John Henslow graduated from St John’s College and, in the same year he received his first Chair, he was ordained into the Anglican Church. Thus, from 1823 onwards, he combined his clerical duties with his academic work. He was appointed as Rector of Hitcham, Suffolk, in 1837 and moved there in 1839. He continued to hold his Chair of Botany at Cambridge and give his Easter term botanical course until his death in 1861.

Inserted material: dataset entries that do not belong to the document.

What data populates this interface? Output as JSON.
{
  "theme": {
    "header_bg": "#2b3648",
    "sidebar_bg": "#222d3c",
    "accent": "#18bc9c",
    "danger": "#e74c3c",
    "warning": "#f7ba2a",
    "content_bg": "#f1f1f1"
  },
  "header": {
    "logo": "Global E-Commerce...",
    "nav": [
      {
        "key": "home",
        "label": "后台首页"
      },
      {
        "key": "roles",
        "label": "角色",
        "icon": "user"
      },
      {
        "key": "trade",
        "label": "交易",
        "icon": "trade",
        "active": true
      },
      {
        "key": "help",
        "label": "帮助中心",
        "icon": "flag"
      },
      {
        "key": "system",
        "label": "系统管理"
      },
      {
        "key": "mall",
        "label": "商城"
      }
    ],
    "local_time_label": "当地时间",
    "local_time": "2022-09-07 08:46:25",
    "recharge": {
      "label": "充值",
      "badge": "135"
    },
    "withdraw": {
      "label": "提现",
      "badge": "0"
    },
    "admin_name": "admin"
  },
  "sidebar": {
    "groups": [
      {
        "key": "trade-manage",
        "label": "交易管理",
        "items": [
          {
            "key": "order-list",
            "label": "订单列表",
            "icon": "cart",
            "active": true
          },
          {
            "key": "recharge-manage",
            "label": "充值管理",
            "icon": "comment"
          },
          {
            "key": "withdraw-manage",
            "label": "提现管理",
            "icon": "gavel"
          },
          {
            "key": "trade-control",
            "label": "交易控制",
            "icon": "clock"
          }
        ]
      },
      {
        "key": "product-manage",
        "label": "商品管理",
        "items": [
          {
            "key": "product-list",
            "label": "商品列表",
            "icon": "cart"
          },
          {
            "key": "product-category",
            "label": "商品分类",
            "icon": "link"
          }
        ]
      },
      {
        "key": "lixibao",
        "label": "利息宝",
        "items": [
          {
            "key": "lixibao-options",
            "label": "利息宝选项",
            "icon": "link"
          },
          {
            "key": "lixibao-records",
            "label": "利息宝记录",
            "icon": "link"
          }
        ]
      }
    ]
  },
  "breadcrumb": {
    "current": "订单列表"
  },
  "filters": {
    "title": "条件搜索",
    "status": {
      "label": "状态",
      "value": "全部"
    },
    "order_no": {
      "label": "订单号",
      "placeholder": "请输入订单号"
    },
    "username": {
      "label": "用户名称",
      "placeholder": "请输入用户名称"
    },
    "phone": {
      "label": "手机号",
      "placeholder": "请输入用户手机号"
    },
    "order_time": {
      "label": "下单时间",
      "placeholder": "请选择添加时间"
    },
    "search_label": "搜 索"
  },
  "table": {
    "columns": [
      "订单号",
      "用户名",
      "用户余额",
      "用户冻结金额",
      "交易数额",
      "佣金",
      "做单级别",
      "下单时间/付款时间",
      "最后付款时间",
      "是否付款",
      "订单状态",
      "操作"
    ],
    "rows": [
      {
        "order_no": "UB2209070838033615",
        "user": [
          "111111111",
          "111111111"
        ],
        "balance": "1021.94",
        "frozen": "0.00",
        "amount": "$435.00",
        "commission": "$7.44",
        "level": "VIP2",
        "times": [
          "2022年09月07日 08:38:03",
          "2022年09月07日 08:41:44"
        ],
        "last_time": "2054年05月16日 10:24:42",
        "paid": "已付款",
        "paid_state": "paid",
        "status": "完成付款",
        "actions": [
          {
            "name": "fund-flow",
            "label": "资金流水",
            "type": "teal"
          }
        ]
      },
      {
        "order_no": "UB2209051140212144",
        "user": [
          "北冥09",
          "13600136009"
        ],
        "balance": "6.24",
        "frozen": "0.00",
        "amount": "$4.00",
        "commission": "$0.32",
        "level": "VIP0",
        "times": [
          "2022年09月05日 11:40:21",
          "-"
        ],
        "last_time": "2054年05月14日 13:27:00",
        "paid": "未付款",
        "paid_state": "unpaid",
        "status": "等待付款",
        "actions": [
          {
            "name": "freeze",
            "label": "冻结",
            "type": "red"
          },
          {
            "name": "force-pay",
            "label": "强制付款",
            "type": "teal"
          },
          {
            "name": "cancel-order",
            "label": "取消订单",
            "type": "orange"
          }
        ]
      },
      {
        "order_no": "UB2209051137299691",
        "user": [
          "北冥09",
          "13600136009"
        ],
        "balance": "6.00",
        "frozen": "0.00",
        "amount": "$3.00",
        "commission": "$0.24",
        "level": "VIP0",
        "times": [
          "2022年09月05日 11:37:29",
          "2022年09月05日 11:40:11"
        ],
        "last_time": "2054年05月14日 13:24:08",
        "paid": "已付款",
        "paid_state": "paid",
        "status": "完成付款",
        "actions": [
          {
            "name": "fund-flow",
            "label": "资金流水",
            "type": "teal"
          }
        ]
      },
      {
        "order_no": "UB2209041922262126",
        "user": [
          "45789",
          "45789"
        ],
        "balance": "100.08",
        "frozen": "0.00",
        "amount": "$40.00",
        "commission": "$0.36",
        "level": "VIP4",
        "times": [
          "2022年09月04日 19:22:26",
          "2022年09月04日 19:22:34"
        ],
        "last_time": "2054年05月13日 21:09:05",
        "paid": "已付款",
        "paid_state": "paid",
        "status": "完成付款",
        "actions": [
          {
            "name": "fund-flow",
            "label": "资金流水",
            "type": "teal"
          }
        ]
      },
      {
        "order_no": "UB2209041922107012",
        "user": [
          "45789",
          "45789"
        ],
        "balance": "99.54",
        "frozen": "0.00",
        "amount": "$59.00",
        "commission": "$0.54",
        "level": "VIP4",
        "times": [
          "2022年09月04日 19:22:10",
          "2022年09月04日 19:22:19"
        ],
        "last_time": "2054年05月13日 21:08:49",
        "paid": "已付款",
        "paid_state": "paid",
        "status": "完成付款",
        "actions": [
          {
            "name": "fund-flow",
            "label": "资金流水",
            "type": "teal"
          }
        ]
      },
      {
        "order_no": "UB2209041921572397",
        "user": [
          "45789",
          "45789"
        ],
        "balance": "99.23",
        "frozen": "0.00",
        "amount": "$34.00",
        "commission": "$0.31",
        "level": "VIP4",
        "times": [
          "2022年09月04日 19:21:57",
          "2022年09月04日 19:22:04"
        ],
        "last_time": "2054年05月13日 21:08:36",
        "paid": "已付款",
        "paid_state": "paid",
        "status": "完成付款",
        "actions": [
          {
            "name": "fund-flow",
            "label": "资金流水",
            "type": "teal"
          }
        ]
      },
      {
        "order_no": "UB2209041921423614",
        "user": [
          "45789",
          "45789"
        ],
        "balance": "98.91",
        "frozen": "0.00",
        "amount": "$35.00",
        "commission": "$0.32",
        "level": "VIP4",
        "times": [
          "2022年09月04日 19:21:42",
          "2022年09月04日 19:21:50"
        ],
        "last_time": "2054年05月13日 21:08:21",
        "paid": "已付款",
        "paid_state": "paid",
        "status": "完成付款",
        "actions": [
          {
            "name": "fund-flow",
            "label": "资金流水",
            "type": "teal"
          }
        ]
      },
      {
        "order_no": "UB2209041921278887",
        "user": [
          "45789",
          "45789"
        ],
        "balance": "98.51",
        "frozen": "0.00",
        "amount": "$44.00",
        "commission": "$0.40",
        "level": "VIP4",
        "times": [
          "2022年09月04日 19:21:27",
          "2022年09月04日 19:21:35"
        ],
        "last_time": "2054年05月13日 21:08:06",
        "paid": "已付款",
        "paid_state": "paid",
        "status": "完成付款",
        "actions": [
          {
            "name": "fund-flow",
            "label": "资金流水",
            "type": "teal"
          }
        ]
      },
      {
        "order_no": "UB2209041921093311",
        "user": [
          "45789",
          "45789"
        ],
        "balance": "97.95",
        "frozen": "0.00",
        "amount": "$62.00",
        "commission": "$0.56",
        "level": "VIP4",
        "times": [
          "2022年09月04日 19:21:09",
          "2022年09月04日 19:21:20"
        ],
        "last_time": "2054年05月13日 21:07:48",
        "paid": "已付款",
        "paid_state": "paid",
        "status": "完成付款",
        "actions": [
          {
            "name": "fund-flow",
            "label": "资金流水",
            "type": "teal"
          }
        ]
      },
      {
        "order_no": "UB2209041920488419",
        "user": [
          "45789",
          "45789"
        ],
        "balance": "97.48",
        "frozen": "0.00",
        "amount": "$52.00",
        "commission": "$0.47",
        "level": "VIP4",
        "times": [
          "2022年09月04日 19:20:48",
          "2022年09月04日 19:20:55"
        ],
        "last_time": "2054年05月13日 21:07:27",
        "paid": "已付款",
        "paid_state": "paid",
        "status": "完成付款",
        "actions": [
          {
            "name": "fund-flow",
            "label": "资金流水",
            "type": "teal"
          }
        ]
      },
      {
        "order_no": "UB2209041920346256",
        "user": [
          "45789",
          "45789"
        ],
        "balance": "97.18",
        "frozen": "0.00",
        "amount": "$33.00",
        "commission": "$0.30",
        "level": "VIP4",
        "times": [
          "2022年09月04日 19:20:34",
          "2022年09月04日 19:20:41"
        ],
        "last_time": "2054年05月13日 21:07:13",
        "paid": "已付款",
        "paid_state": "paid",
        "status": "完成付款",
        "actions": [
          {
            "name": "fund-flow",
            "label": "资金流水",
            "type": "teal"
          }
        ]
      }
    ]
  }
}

The original Botanic Garden in Cambridge was a four acre plot of land in the centre of the City between Pembroke Street and Bene’t Street, now known as the New Museums Site. This was a physic garden for the training of medical students. When Henslow became Professor of Botany he persuaded the University to acquire a much larger site of 40 acres on the outskirts of the City where he created the new Botanic Garden. This garden was the first ever designed for the scientific study of the plants themselves, rather than to illustrate their uses in medicine or economics. He planted a superb collection of trees, interspersed with shrubs and herbs, arranged according to the most up-to-date taxonomic arrangement – the natural system of Augustin de Candolle. The Systematic Beds in the Garden are unique in displaying this systematization of knowledge as a ‘living book’. In 2006 a Blue Plaque was unveiled in the Garden to commemorate Henslow as its founder
In 1819 Henslow went on a geological tour of the Isle of Wight with his friend, Professor Sedgwick. During this walk they conceived a project to institute a society in Cambridge ‘as a point of concourse for scientific communication’. After their return the Cambridge Philosophical Society was instituted for the purpose of ‘promoting Scientific inquiries and of facilitating the communication of facts connected with the advancement of Philosophy’. Rev. W Farish, Jacksonian Professor was elected first President of the Society. Sedgwick was its first Secretary but from 1821 to 1839 Henslow himself held this position. The Society was granted a Royal Charter in the Reign of King William IV and has continued to pursue Henslow’s vision for almost 200 years.
In 2009, the Cambridge Philosophical Society established the Henslow Research Fellowships in honour of the Society’s founder, John Stevens Henslow. The Society selects colleges who award fellowships to promising young scientists to enable them to carry out independent research for a period of up to three years. The first two Henslow Fellowships were awarded by Downing College and Robinson College.